◆ Task requirements ◆
Print the entries below again exactly as they stand, but skip any picture.

Entries from a dataset of interfaces
────────────────
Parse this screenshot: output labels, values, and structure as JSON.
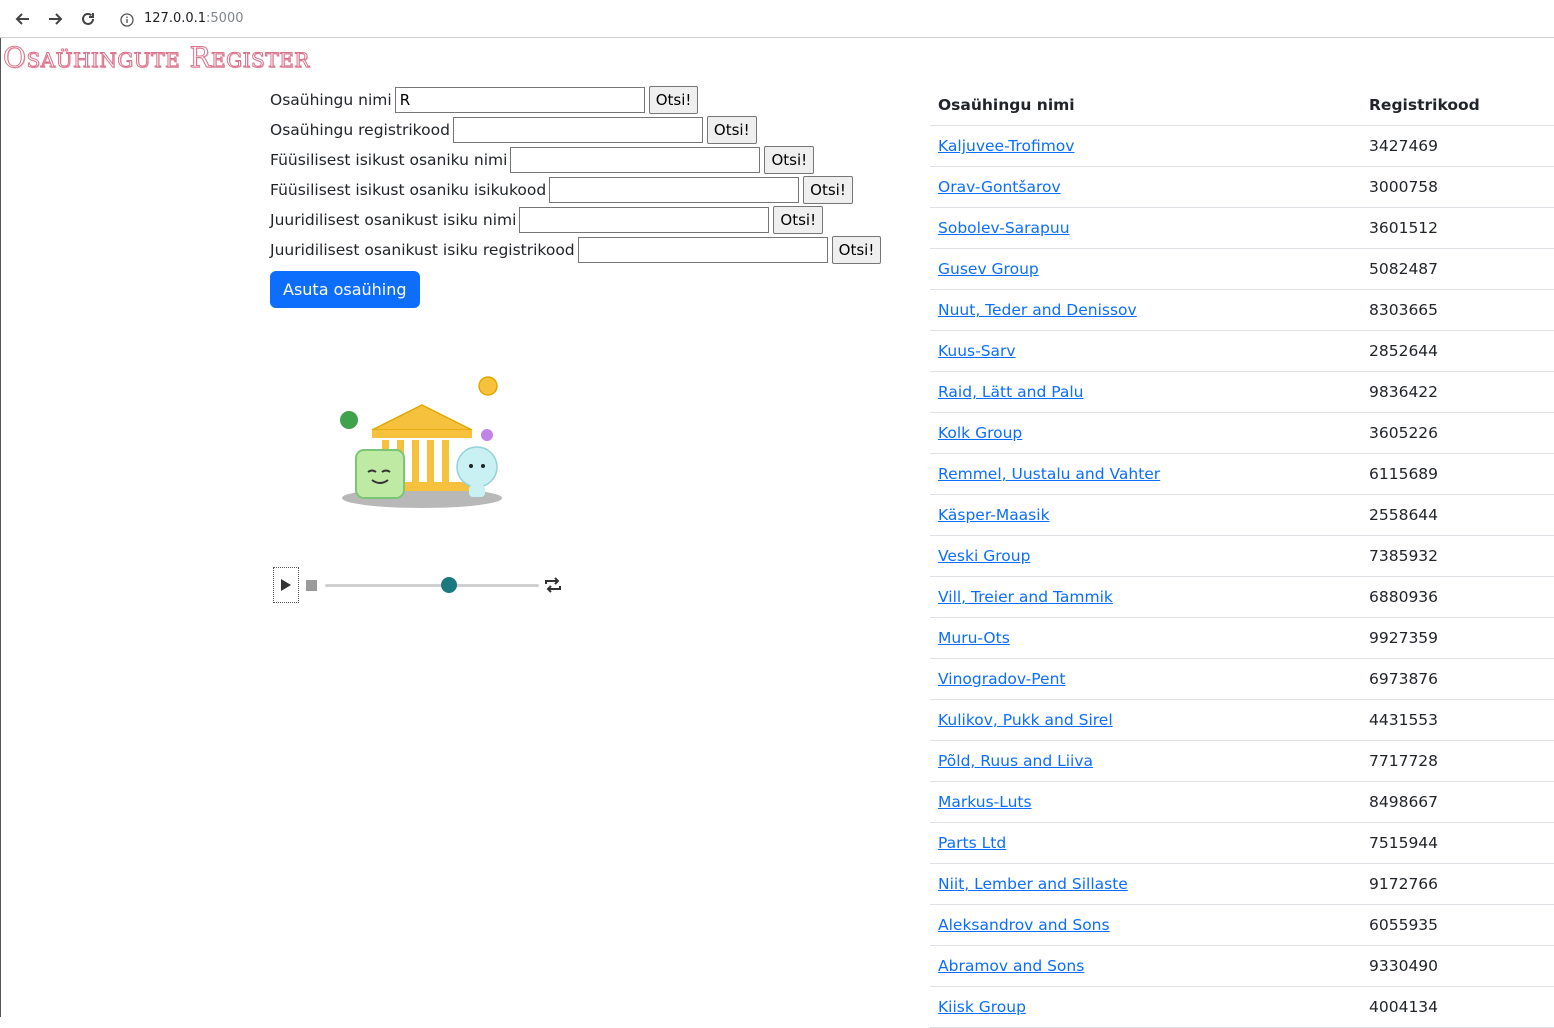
{
  "browser": {
    "url_host": "127.0.0.1",
    "url_port": ":5000"
  },
  "brand": "Osaühingute Register",
  "search_form": {
    "fields": [
      {
        "label": "Osaühingu nimi",
        "value": "R",
        "button": "Otsi!"
      },
      {
        "label": "Osaühingu registrikood",
        "value": "",
        "button": "Otsi!"
      },
      {
        "label": "Füüsilisest isikust osaniku nimi",
        "value": "",
        "button": "Otsi!"
      },
      {
        "label": "Füüsilisest isikust osaniku isikukood",
        "value": "",
        "button": "Otsi!"
      },
      {
        "label": "Juuridilisest osanikust isiku nimi",
        "value": "",
        "button": "Otsi!"
      },
      {
        "label": "Juuridilisest osanikust isiku registrikood",
        "value": "",
        "button": "Otsi!"
      }
    ],
    "create_button": "Asuta osaühing"
  },
  "player": {
    "progress": 0.58
  },
  "table": {
    "headers": [
      "Osaühingu nimi",
      "Registrikood"
    ],
    "rows": [
      {
        "name": "Kaljuvee-Trofimov",
        "code": "3427469"
      },
      {
        "name": "Orav-Gontšarov",
        "code": "3000758"
      },
      {
        "name": "Sobolev-Sarapuu",
        "code": "3601512"
      },
      {
        "name": "Gusev Group",
        "code": "5082487"
      },
      {
        "name": "Nuut, Teder and Denissov",
        "code": "8303665"
      },
      {
        "name": "Kuus-Sarv",
        "code": "2852644"
      },
      {
        "name": "Raid, Lätt and Palu",
        "code": "9836422"
      },
      {
        "name": "Kolk Group",
        "code": "3605226"
      },
      {
        "name": "Remmel, Uustalu and Vahter",
        "code": "6115689"
      },
      {
        "name": "Käsper-Maasik",
        "code": "2558644"
      },
      {
        "name": "Veski Group",
        "code": "7385932"
      },
      {
        "name": "Vill, Treier and Tammik",
        "code": "6880936"
      },
      {
        "name": "Muru-Ots",
        "code": "9927359"
      },
      {
        "name": "Vinogradov-Pent",
        "code": "6973876"
      },
      {
        "name": "Kulikov, Pukk and Sirel",
        "code": "4431553"
      },
      {
        "name": "Põld, Ruus and Liiva",
        "code": "7717728"
      },
      {
        "name": "Markus-Luts",
        "code": "8498667"
      },
      {
        "name": "Parts Ltd",
        "code": "7515944"
      },
      {
        "name": "Niit, Lember and Sillaste",
        "code": "9172766"
      },
      {
        "name": "Aleksandrov and Sons",
        "code": "6055935"
      },
      {
        "name": "Abramov and Sons",
        "code": "9330490"
      },
      {
        "name": "Kiisk Group",
        "code": "4004134"
      }
    ]
  }
}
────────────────
◆ Written response ◆
Parse this screenshot: output labels, values, and structure as JSON.
{
  "browser": {
    "url_host": "127.0.0.1",
    "url_port": ":5000"
  },
  "brand": "Osaühingute Register",
  "search_form": {
    "fields": [
      {
        "label": "Osaühingu nimi",
        "value": "R",
        "button": "Otsi!"
      },
      {
        "label": "Osaühingu registrikood",
        "value": "",
        "button": "Otsi!"
      },
      {
        "label": "Füüsilisest isikust osaniku nimi",
        "value": "",
        "button": "Otsi!"
      },
      {
        "label": "Füüsilisest isikust osaniku isikukood",
        "value": "",
        "button": "Otsi!"
      },
      {
        "label": "Juuridilisest osanikust isiku nimi",
        "value": "",
        "button": "Otsi!"
      },
      {
        "label": "Juuridilisest osanikust isiku registrikood",
        "value": "",
        "button": "Otsi!"
      }
    ],
    "create_button": "Asuta osaühing"
  },
  "player": {
    "progress": 0.58
  },
  "table": {
    "headers": [
      "Osaühingu nimi",
      "Registrikood"
    ],
    "rows": [
      {
        "name": "Kaljuvee-Trofimov",
        "code": "3427469"
      },
      {
        "name": "Orav-Gontšarov",
        "code": "3000758"
      },
      {
        "name": "Sobolev-Sarapuu",
        "code": "3601512"
      },
      {
        "name": "Gusev Group",
        "code": "5082487"
      },
      {
        "name": "Nuut, Teder and Denissov",
        "code": "8303665"
      },
      {
        "name": "Kuus-Sarv",
        "code": "2852644"
      },
      {
        "name": "Raid, Lätt and Palu",
        "code": "9836422"
      },
      {
        "name": "Kolk Group",
        "code": "3605226"
      },
      {
        "name": "Remmel, Uustalu and Vahter",
        "code": "6115689"
      },
      {
        "name": "Käsper-Maasik",
        "code": "2558644"
      },
      {
        "name": "Veski Group",
        "code": "7385932"
      },
      {
        "name": "Vill, Treier and Tammik",
        "code": "6880936"
      },
      {
        "name": "Muru-Ots",
        "code": "9927359"
      },
      {
        "name": "Vinogradov-Pent",
        "code": "6973876"
      },
      {
        "name": "Kulikov, Pukk and Sirel",
        "code": "4431553"
      },
      {
        "name": "Põld, Ruus and Liiva",
        "code": "7717728"
      },
      {
        "name": "Markus-Luts",
        "code": "8498667"
      },
      {
        "name": "Parts Ltd",
        "code": "7515944"
      },
      {
        "name": "Niit, Lember and Sillaste",
        "code": "9172766"
      },
      {
        "name": "Aleksandrov and Sons",
        "code": "6055935"
      },
      {
        "name": "Abramov and Sons",
        "code": "9330490"
      },
      {
        "name": "Kiisk Group",
        "code": "4004134"
      }
    ]
  }
}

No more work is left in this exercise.